• [WHAT THE TASK REQUIRES]:
The answer must be the full data, restated word for word, with no pictures in it.

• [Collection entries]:
*** Begin section ***
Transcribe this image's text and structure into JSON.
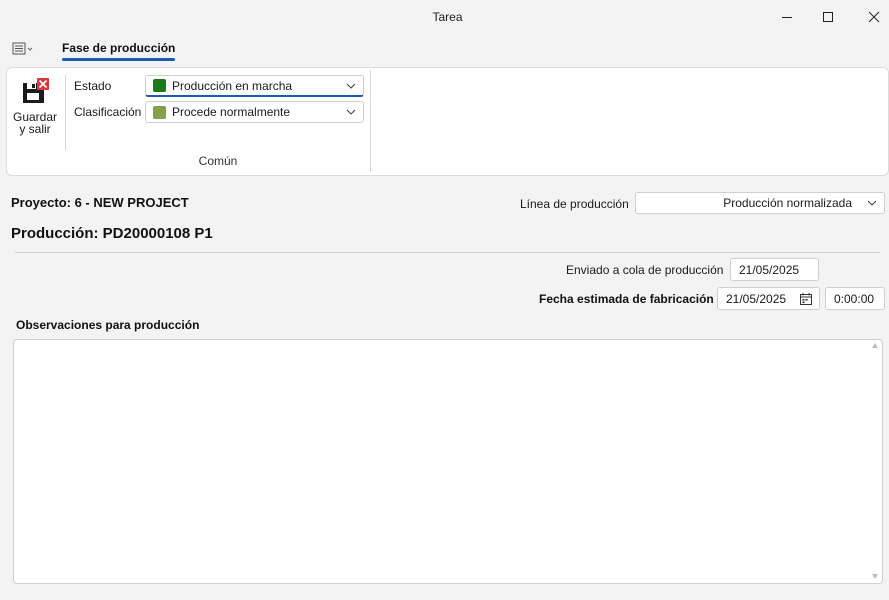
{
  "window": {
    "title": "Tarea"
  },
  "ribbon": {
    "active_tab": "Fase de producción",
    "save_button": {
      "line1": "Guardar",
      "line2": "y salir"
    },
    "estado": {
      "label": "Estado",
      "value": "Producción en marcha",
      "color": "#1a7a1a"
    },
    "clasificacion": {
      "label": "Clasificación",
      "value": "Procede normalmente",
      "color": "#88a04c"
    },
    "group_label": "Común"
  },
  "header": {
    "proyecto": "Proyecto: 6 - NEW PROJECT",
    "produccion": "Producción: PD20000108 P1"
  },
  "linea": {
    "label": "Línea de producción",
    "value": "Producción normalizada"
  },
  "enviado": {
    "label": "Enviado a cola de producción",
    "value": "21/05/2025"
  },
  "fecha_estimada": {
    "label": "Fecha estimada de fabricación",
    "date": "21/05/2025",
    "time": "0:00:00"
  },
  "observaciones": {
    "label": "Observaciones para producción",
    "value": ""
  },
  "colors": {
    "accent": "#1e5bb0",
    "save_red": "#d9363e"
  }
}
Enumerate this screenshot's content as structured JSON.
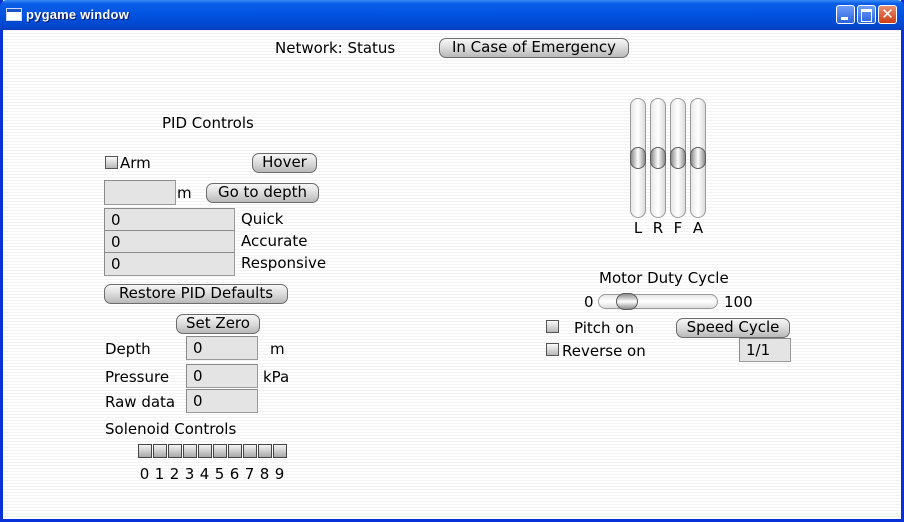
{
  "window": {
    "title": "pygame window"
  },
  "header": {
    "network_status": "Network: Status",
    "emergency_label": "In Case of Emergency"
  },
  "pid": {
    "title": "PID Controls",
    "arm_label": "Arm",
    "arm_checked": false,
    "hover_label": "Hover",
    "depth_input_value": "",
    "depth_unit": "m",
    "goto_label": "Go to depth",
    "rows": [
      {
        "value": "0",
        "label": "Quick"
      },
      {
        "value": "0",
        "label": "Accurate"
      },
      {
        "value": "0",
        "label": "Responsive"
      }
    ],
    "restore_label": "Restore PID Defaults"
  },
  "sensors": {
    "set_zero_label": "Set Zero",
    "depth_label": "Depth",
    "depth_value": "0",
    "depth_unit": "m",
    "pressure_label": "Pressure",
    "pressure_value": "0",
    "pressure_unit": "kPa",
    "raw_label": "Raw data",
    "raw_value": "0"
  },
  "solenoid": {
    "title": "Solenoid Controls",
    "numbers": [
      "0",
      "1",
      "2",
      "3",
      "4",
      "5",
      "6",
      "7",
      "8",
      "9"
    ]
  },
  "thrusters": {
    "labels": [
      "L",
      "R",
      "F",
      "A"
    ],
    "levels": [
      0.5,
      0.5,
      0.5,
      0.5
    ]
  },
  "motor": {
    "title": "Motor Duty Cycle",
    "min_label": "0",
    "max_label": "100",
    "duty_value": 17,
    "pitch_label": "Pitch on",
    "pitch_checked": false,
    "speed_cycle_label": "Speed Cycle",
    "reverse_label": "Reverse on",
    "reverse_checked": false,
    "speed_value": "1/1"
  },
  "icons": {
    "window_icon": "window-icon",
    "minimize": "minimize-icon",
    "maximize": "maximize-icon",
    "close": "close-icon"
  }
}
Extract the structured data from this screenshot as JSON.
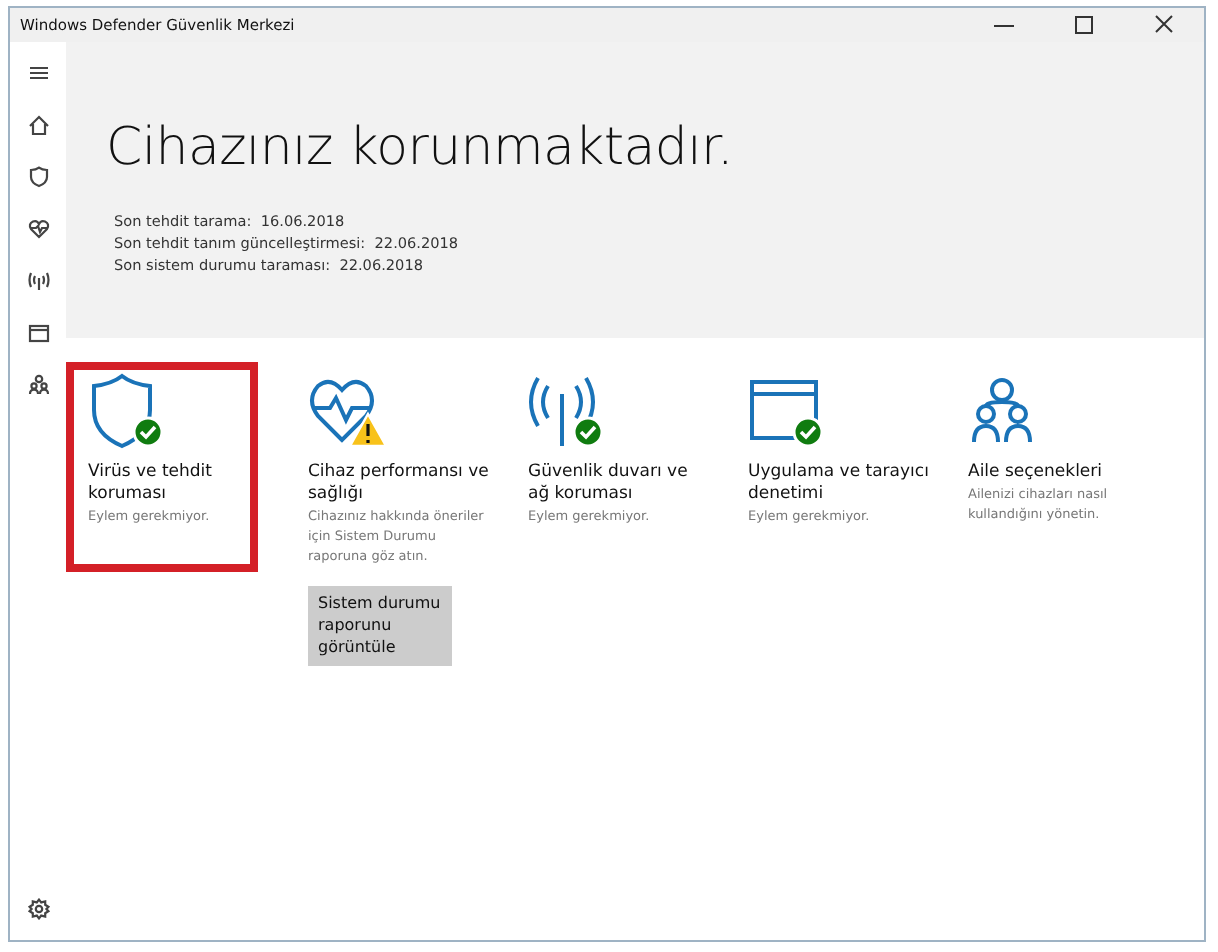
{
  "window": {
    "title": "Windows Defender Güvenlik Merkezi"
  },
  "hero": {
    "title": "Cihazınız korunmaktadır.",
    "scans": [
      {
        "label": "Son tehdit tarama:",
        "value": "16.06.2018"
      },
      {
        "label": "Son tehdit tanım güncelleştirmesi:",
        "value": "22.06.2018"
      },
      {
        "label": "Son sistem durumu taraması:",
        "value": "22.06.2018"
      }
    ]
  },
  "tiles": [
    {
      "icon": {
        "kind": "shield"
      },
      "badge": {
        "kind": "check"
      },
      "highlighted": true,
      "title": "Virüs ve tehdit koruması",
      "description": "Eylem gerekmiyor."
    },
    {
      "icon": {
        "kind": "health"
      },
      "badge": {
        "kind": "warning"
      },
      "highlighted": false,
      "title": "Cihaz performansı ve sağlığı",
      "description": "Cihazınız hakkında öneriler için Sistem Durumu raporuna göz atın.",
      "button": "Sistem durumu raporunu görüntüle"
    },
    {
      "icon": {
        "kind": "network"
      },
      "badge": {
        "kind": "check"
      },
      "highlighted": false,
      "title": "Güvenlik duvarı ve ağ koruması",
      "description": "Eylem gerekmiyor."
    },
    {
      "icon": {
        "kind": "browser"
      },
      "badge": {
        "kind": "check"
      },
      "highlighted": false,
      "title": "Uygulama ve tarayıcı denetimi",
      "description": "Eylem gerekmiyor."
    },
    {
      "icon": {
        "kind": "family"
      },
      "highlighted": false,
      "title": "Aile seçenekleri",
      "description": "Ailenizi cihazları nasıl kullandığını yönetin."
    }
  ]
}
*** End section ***
• [SOLUTION FOR THIS PROBLEM]:
Transcribe this image's text and structure into JSON.
{
  "window": {
    "title": "Tarea"
  },
  "ribbon": {
    "active_tab": "Fase de producción",
    "save_button": {
      "line1": "Guardar",
      "line2": "y salir"
    },
    "estado": {
      "label": "Estado",
      "value": "Producción en marcha",
      "color": "#1a7a1a"
    },
    "clasificacion": {
      "label": "Clasificación",
      "value": "Procede normalmente",
      "color": "#88a04c"
    },
    "group_label": "Común"
  },
  "header": {
    "proyecto": "Proyecto: 6 - NEW PROJECT",
    "produccion": "Producción: PD20000108 P1"
  },
  "linea": {
    "label": "Línea de producción",
    "value": "Producción normalizada"
  },
  "enviado": {
    "label": "Enviado a cola de producción",
    "value": "21/05/2025"
  },
  "fecha_estimada": {
    "label": "Fecha estimada de fabricación",
    "date": "21/05/2025",
    "time": "0:00:00"
  },
  "observaciones": {
    "label": "Observaciones para producción",
    "value": ""
  },
  "colors": {
    "accent": "#1e5bb0",
    "save_red": "#d9363e"
  }
}
Enumerate this screenshot's content as structured JSON.
{
  "window": {
    "title": "pygame window"
  },
  "header": {
    "network_status": "Network: Status",
    "emergency_label": "In Case of Emergency"
  },
  "pid": {
    "title": "PID Controls",
    "arm_label": "Arm",
    "arm_checked": false,
    "hover_label": "Hover",
    "depth_input_value": "",
    "depth_unit": "m",
    "goto_label": "Go to depth",
    "rows": [
      {
        "value": "0",
        "label": "Quick"
      },
      {
        "value": "0",
        "label": "Accurate"
      },
      {
        "value": "0",
        "label": "Responsive"
      }
    ],
    "restore_label": "Restore PID Defaults"
  },
  "sensors": {
    "set_zero_label": "Set Zero",
    "depth_label": "Depth",
    "depth_value": "0",
    "depth_unit": "m",
    "pressure_label": "Pressure",
    "pressure_value": "0",
    "pressure_unit": "kPa",
    "raw_label": "Raw data",
    "raw_value": "0"
  },
  "solenoid": {
    "title": "Solenoid Controls",
    "numbers": [
      "0",
      "1",
      "2",
      "3",
      "4",
      "5",
      "6",
      "7",
      "8",
      "9"
    ]
  },
  "thrusters": {
    "labels": [
      "L",
      "R",
      "F",
      "A"
    ],
    "levels": [
      0.5,
      0.5,
      0.5,
      0.5
    ]
  },
  "motor": {
    "title": "Motor Duty Cycle",
    "min_label": "0",
    "max_label": "100",
    "duty_value": 17,
    "pitch_label": "Pitch on",
    "pitch_checked": false,
    "speed_cycle_label": "Speed Cycle",
    "reverse_label": "Reverse on",
    "reverse_checked": false,
    "speed_value": "1/1"
  },
  "icons": {
    "window_icon": "window-icon",
    "minimize": "minimize-icon",
    "maximize": "maximize-icon",
    "close": "close-icon"
  }
}
Extract the structured data from this screenshot as JSON.
{
  "window": {
    "title": "Windows Defender Güvenlik Merkezi"
  },
  "hero": {
    "title": "Cihazınız korunmaktadır.",
    "scans": [
      {
        "label": "Son tehdit tarama:",
        "value": "16.06.2018"
      },
      {
        "label": "Son tehdit tanım güncelleştirmesi:",
        "value": "22.06.2018"
      },
      {
        "label": "Son sistem durumu taraması:",
        "value": "22.06.2018"
      }
    ]
  },
  "tiles": [
    {
      "icon": {
        "kind": "shield"
      },
      "badge": {
        "kind": "check"
      },
      "highlighted": true,
      "title": "Virüs ve tehdit koruması",
      "description": "Eylem gerekmiyor."
    },
    {
      "icon": {
        "kind": "health"
      },
      "badge": {
        "kind": "warning"
      },
      "highlighted": false,
      "title": "Cihaz performansı ve sağlığı",
      "description": "Cihazınız hakkında öneriler için Sistem Durumu raporuna göz atın.",
      "button": "Sistem durumu raporunu görüntüle"
    },
    {
      "icon": {
        "kind": "network"
      },
      "badge": {
        "kind": "check"
      },
      "highlighted": false,
      "title": "Güvenlik duvarı ve ağ koruması",
      "description": "Eylem gerekmiyor."
    },
    {
      "icon": {
        "kind": "browser"
      },
      "badge": {
        "kind": "check"
      },
      "highlighted": false,
      "title": "Uygulama ve tarayıcı denetimi",
      "description": "Eylem gerekmiyor."
    },
    {
      "icon": {
        "kind": "family"
      },
      "highlighted": false,
      "title": "Aile seçenekleri",
      "description": "Ailenizi cihazları nasıl kullandığını yönetin."
    }
  ]
}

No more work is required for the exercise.